Data to use
• • •
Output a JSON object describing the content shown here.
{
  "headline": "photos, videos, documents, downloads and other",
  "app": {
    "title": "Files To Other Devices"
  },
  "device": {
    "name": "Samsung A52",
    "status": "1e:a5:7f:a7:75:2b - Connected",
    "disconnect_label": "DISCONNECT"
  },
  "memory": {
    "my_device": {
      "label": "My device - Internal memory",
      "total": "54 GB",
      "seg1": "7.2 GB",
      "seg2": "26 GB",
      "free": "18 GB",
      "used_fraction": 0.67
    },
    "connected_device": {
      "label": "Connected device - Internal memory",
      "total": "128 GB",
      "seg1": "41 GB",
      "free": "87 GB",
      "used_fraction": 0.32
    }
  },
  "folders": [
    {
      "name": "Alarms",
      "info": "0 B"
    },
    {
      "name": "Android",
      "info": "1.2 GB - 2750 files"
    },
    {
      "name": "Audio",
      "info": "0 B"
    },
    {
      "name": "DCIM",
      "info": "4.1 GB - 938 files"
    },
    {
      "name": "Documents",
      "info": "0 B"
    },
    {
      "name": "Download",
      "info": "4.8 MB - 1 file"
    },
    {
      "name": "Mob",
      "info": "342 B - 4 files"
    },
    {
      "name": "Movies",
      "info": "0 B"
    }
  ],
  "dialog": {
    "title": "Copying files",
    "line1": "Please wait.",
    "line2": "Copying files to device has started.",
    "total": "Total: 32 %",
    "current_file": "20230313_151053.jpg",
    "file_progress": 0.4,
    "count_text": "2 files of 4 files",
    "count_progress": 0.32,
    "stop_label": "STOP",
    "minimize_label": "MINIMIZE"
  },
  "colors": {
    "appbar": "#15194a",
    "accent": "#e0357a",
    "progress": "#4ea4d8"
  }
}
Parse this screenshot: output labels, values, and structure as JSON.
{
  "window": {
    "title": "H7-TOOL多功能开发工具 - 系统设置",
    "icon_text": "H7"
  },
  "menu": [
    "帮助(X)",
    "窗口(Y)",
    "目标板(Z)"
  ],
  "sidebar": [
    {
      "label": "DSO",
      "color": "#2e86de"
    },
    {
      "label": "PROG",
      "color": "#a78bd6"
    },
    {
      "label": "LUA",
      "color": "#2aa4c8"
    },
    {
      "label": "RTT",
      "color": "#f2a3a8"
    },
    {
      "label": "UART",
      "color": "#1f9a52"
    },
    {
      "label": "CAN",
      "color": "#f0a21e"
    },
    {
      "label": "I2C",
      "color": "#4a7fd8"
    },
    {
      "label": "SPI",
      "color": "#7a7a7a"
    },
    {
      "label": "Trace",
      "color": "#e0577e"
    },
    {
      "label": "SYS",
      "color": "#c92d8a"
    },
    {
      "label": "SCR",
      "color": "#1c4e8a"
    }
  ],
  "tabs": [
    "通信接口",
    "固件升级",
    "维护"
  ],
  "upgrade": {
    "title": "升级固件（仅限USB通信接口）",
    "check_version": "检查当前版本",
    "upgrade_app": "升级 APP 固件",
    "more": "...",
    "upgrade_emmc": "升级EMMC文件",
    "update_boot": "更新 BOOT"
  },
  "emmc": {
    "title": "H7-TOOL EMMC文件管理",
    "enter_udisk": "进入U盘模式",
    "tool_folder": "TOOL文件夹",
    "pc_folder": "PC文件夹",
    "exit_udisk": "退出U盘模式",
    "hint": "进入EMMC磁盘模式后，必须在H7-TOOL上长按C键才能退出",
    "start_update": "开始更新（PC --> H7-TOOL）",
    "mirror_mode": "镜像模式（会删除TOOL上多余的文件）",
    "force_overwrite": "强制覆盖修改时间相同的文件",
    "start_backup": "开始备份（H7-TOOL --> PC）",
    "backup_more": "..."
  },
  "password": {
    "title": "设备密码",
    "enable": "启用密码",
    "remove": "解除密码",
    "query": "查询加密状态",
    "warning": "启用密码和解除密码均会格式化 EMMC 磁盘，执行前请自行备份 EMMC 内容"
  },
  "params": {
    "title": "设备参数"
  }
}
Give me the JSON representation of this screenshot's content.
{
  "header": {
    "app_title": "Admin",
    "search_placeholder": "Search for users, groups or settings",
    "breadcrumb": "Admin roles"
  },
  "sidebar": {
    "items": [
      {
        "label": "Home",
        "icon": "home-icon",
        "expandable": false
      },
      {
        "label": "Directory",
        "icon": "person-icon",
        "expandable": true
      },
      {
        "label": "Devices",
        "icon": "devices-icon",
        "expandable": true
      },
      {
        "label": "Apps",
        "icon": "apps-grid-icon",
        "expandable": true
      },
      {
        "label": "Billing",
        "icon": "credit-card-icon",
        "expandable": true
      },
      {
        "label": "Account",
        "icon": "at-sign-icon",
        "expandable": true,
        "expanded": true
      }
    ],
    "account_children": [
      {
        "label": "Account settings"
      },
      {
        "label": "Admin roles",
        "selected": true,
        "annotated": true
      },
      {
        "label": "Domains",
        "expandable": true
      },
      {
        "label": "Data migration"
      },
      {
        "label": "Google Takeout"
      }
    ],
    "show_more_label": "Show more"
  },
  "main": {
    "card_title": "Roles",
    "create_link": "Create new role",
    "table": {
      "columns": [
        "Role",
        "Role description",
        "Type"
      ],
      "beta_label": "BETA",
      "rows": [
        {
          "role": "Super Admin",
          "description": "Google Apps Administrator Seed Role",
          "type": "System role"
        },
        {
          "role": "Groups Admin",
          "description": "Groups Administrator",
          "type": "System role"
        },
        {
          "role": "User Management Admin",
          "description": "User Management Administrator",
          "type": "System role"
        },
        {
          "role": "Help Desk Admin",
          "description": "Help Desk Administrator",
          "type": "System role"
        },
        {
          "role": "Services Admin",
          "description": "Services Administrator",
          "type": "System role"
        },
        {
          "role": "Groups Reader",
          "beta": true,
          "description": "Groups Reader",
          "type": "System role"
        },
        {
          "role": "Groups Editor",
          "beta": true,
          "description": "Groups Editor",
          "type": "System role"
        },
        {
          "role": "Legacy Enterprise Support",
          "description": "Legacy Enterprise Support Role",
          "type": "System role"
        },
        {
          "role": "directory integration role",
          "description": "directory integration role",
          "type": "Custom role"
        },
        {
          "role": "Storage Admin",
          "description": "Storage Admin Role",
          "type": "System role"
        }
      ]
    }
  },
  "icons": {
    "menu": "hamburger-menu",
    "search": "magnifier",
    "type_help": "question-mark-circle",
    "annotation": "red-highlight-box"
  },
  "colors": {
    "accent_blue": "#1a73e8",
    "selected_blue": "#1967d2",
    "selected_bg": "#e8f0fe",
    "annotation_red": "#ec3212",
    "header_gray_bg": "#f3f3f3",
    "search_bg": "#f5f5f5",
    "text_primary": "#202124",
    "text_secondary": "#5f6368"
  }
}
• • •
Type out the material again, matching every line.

Output a JSON object describing the content shown here.
{
  "headline": "photos, videos, documents, downloads and other",
  "app": {
    "title": "Files To Other Devices"
  },
  "device": {
    "name": "Samsung A52",
    "status": "1e:a5:7f:a7:75:2b - Connected",
    "disconnect_label": "DISCONNECT"
  },
  "memory": {
    "my_device": {
      "label": "My device - Internal memory",
      "total": "54 GB",
      "seg1": "7.2 GB",
      "seg2": "26 GB",
      "free": "18 GB",
      "used_fraction": 0.67
    },
    "connected_device": {
      "label": "Connected device - Internal memory",
      "total": "128 GB",
      "seg1": "41 GB",
      "free": "87 GB",
      "used_fraction": 0.32
    }
  },
  "folders": [
    {
      "name": "Alarms",
      "info": "0 B"
    },
    {
      "name": "Android",
      "info": "1.2 GB - 2750 files"
    },
    {
      "name": "Audio",
      "info": "0 B"
    },
    {
      "name": "DCIM",
      "info": "4.1 GB - 938 files"
    },
    {
      "name": "Documents",
      "info": "0 B"
    },
    {
      "name": "Download",
      "info": "4.8 MB - 1 file"
    },
    {
      "name": "Mob",
      "info": "342 B - 4 files"
    },
    {
      "name": "Movies",
      "info": "0 B"
    }
  ],
  "dialog": {
    "title": "Copying files",
    "line1": "Please wait.",
    "line2": "Copying files to device has started.",
    "total": "Total: 32 %",
    "current_file": "20230313_151053.jpg",
    "file_progress": 0.4,
    "count_text": "2 files of 4 files",
    "count_progress": 0.32,
    "stop_label": "STOP",
    "minimize_label": "MINIMIZE"
  },
  "colors": {
    "appbar": "#15194a",
    "accent": "#e0357a",
    "progress": "#4ea4d8"
  }
}
Parse this screenshot: output labels, values, and structure as JSON.
{
  "window": {
    "title": "H7-TOOL多功能开发工具 - 系统设置",
    "icon_text": "H7"
  },
  "menu": [
    "帮助(X)",
    "窗口(Y)",
    "目标板(Z)"
  ],
  "sidebar": [
    {
      "label": "DSO",
      "color": "#2e86de"
    },
    {
      "label": "PROG",
      "color": "#a78bd6"
    },
    {
      "label": "LUA",
      "color": "#2aa4c8"
    },
    {
      "label": "RTT",
      "color": "#f2a3a8"
    },
    {
      "label": "UART",
      "color": "#1f9a52"
    },
    {
      "label": "CAN",
      "color": "#f0a21e"
    },
    {
      "label": "I2C",
      "color": "#4a7fd8"
    },
    {
      "label": "SPI",
      "color": "#7a7a7a"
    },
    {
      "label": "Trace",
      "color": "#e0577e"
    },
    {
      "label": "SYS",
      "color": "#c92d8a"
    },
    {
      "label": "SCR",
      "color": "#1c4e8a"
    }
  ],
  "tabs": [
    "通信接口",
    "固件升级",
    "维护"
  ],
  "upgrade": {
    "title": "升级固件（仅限USB通信接口）",
    "check_version": "检查当前版本",
    "upgrade_app": "升级 APP 固件",
    "more": "...",
    "upgrade_emmc": "升级EMMC文件",
    "update_boot": "更新 BOOT"
  },
  "emmc": {
    "title": "H7-TOOL EMMC文件管理",
    "enter_udisk": "进入U盘模式",
    "tool_folder": "TOOL文件夹",
    "pc_folder": "PC文件夹",
    "exit_udisk": "退出U盘模式",
    "hint": "进入EMMC磁盘模式后，必须在H7-TOOL上长按C键才能退出",
    "start_update": "开始更新（PC --> H7-TOOL）",
    "mirror_mode": "镜像模式（会删除TOOL上多余的文件）",
    "force_overwrite": "强制覆盖修改时间相同的文件",
    "start_backup": "开始备份（H7-TOOL --> PC）",
    "backup_more": "..."
  },
  "password": {
    "title": "设备密码",
    "enable": "启用密码",
    "remove": "解除密码",
    "query": "查询加密状态",
    "warning": "启用密码和解除密码均会格式化 EMMC 磁盘，执行前请自行备份 EMMC 内容"
  },
  "params": {
    "title": "设备参数"
  }
}
Give me the JSON representation of this screenshot's content.
{
  "header": {
    "app_title": "Admin",
    "search_placeholder": "Search for users, groups or settings",
    "breadcrumb": "Admin roles"
  },
  "sidebar": {
    "items": [
      {
        "label": "Home",
        "icon": "home-icon",
        "expandable": false
      },
      {
        "label": "Directory",
        "icon": "person-icon",
        "expandable": true
      },
      {
        "label": "Devices",
        "icon": "devices-icon",
        "expandable": true
      },
      {
        "label": "Apps",
        "icon": "apps-grid-icon",
        "expandable": true
      },
      {
        "label": "Billing",
        "icon": "credit-card-icon",
        "expandable": true
      },
      {
        "label": "Account",
        "icon": "at-sign-icon",
        "expandable": true,
        "expanded": true
      }
    ],
    "account_children": [
      {
        "label": "Account settings"
      },
      {
        "label": "Admin roles",
        "selected": true,
        "annotated": true
      },
      {
        "label": "Domains",
        "expandable": true
      },
      {
        "label": "Data migration"
      },
      {
        "label": "Google Takeout"
      }
    ],
    "show_more_label": "Show more"
  },
  "main": {
    "card_title": "Roles",
    "create_link": "Create new role",
    "table": {
      "columns": [
        "Role",
        "Role description",
        "Type"
      ],
      "beta_label": "BETA",
      "rows": [
        {
          "role": "Super Admin",
          "description": "Google Apps Administrator Seed Role",
          "type": "System role"
        },
        {
          "role": "Groups Admin",
          "description": "Groups Administrator",
          "type": "System role"
        },
        {
          "role": "User Management Admin",
          "description": "User Management Administrator",
          "type": "System role"
        },
        {
          "role": "Help Desk Admin",
          "description": "Help Desk Administrator",
          "type": "System role"
        },
        {
          "role": "Services Admin",
          "description": "Services Administrator",
          "type": "System role"
        },
        {
          "role": "Groups Reader",
          "beta": true,
          "description": "Groups Reader",
          "type": "System role"
        },
        {
          "role": "Groups Editor",
          "beta": true,
          "description": "Groups Editor",
          "type": "System role"
        },
        {
          "role": "Legacy Enterprise Support",
          "description": "Legacy Enterprise Support Role",
          "type": "System role"
        },
        {
          "role": "directory integration role",
          "description": "directory integration role",
          "type": "Custom role"
        },
        {
          "role": "Storage Admin",
          "description": "Storage Admin Role",
          "type": "System role"
        }
      ]
    }
  },
  "icons": {
    "menu": "hamburger-menu",
    "search": "magnifier",
    "type_help": "question-mark-circle",
    "annotation": "red-highlight-box"
  },
  "colors": {
    "accent_blue": "#1a73e8",
    "selected_blue": "#1967d2",
    "selected_bg": "#e8f0fe",
    "annotation_red": "#ec3212",
    "header_gray_bg": "#f3f3f3",
    "search_bg": "#f5f5f5",
    "text_primary": "#202124",
    "text_secondary": "#5f6368"
  }
}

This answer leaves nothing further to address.